Spring Cloud Config server is a Java-based application that provides support for externalized configuration in a distributed system. A number of external configuration sources are supported like the local file system, Git or HashiCorp Vault. For this post, I use a Github repo as my configuration source. Centralizing configuration on a source control repo has several advantages, especially in a micro services architecture:

· 2 min read

I was struggling for about an hour getting debug logging to console working in ASP.NET Core so I thought I should write it down. I got tricked by the default appsettings.json and appsettings.Development.json that get generated when you run dotnet new.

· 4 min read

I'm developing a smoke tests app in Go that tests a number of services (Redis, RabbitMQ, Single Sign-On, etc) that are offered in the marketplace of a CloudFoundry installation at one of our customers. These tests produce simple JSON output that signals what went wrong. Now the customer has asked for a dashboard so the entire organization can check on the health of the platform.

· 3 min read

On several GitHub projects nowadays you find these nice badges in the that tell you whether the current build passed. Until a few days ago I didn't know how these were implemented but since I have my own small open-source [GitHub project][1] now, I wanted a badge. Sounds a bit like [gamification][2] if I say it like this but that's an entirely different topic :)

· 5 min read

[Let's Encrypt][1] is a new certificate authority that provides free certificates for web server validation. It issues [domain-validated][2] (DV) certificates meaning that the certificate authority has proven that the requesting party has control over some DNS domain (more on that later). And the best thing: it's fully automated through an [API][4] and a [command-line client][3].
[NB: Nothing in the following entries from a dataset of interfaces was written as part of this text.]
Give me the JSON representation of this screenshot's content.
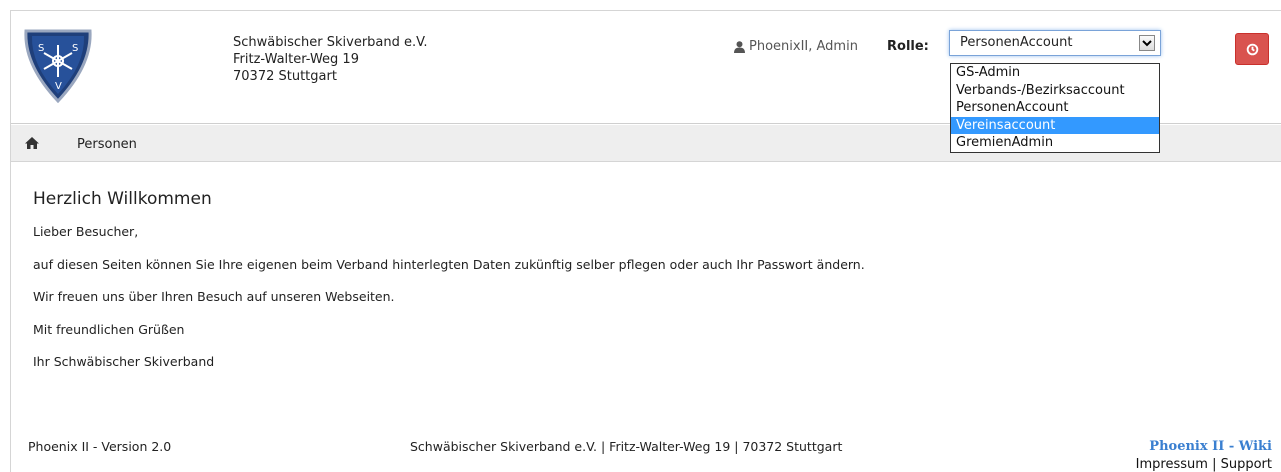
{
  "header": {
    "org_name": "Schwäbischer Skiverband e.V.",
    "street": "Fritz-Walter-Weg 19",
    "city": "70372 Stuttgart",
    "user": "PhoenixII, Admin",
    "role_label": "Rolle:",
    "role_selected": "PersonenAccount",
    "role_options": [
      "GS-Admin",
      "Verbands-/Bezirksaccount",
      "PersonenAccount",
      "Vereinsaccount",
      "GremienAdmin"
    ],
    "role_highlighted": "Vereinsaccount",
    "logo_text": [
      "S",
      "S",
      "V"
    ]
  },
  "nav": {
    "persons_label": "Personen"
  },
  "content": {
    "title": "Herzlich Willkommen",
    "paragraphs": [
      "Lieber Besucher,",
      "auf diesen Seiten können Sie Ihre eigenen beim Verband hinterlegten Daten zukünftig selber pflegen oder auch Ihr Passwort ändern.",
      "Wir freuen uns über Ihren Besuch auf unseren Webseiten.",
      "Mit freundlichen Grüßen",
      "Ihr Schwäbischer Skiverband"
    ]
  },
  "footer": {
    "version": "Phoenix II - Version 2.0",
    "address": "Schwäbischer Skiverband e.V. | Fritz-Walter-Weg 19 | 70372 Stuttgart",
    "wiki_link": "Phoenix II - Wiki",
    "impressum": "Impressum",
    "separator": "|",
    "support": "Support"
  },
  "colors": {
    "accent": "#3a7fd0",
    "logout": "#d9534f",
    "selection": "#3399ff",
    "nav_bg": "#eeeeee"
  },
  "icons": {
    "user": "user-icon",
    "home": "home-icon",
    "logout": "power-icon",
    "dropdown": "chevron-down-icon"
  }
}
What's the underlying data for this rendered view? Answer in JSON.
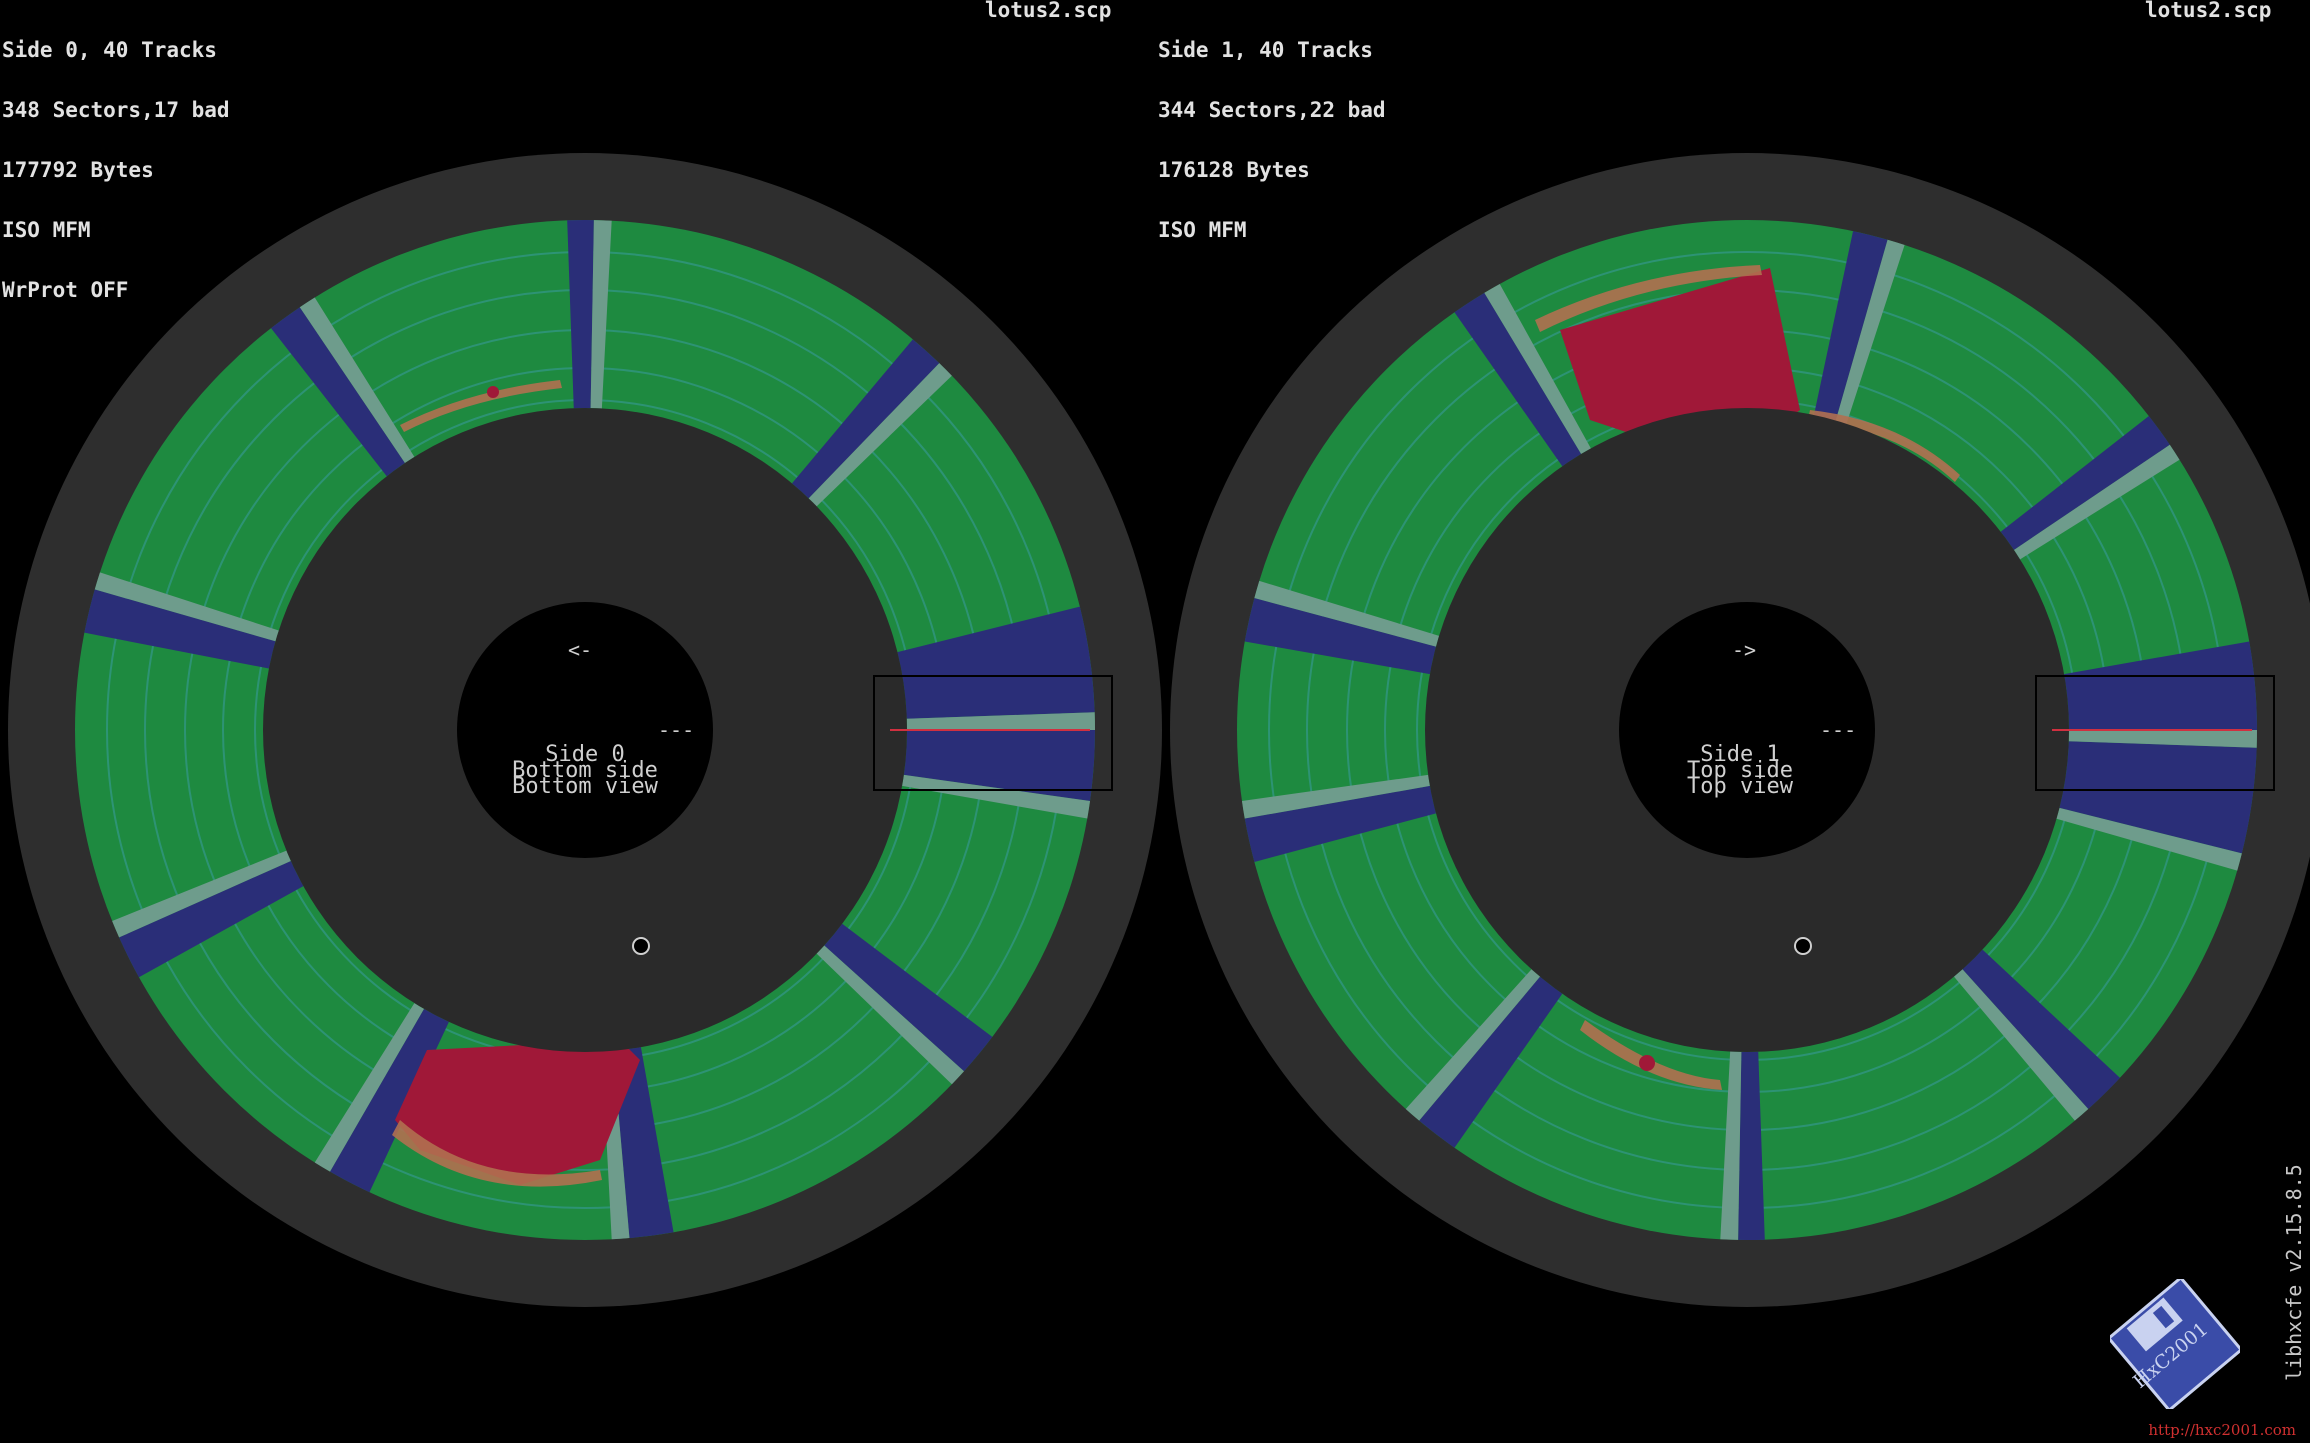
{
  "left_panel": {
    "info_lines": [
      "Side 0, 40 Tracks",
      "348 Sectors,17 bad",
      "177792 Bytes",
      "ISO MFM",
      "WrProt OFF"
    ],
    "filename": "lotus2.scp",
    "center_lines": [
      "Side 0",
      "Bottom side",
      "Bottom view"
    ],
    "direction": "<-",
    "track_mark": "---"
  },
  "right_panel": {
    "info_lines": [
      "Side 1, 40 Tracks",
      "344 Sectors,22 bad",
      "176128 Bytes",
      "ISO MFM"
    ],
    "filename": "lotus2.scp",
    "center_lines": [
      "Side 1",
      "Top side",
      "Top view"
    ],
    "direction": "->",
    "track_mark": "---"
  },
  "footer": {
    "version": "libhxcfe v2.15.8.5",
    "url": "http://hxc2001.com",
    "logo_text": "HxC2001"
  },
  "colors": {
    "background": "#000000",
    "disk_outer": "#2e2e2e",
    "hub": "#2a2a2a",
    "sector_ok": "#1e8a40",
    "sector_gap": "#2a2e78",
    "sector_gap_edge": "#6e9c8c",
    "bad_sector": "#a01838",
    "track_orange": "#b07050",
    "text": "#e2e2e2"
  }
}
Free DV certificates seem to be the new trend nowadays with Symantec being the next player in the market [announcing][5] they're giving them away for free. Let's Encrypt issued their [first][7] certificate on September 14, 2015 and announced on March 8, 2016 that they were at one million after just three months in [public beta][8].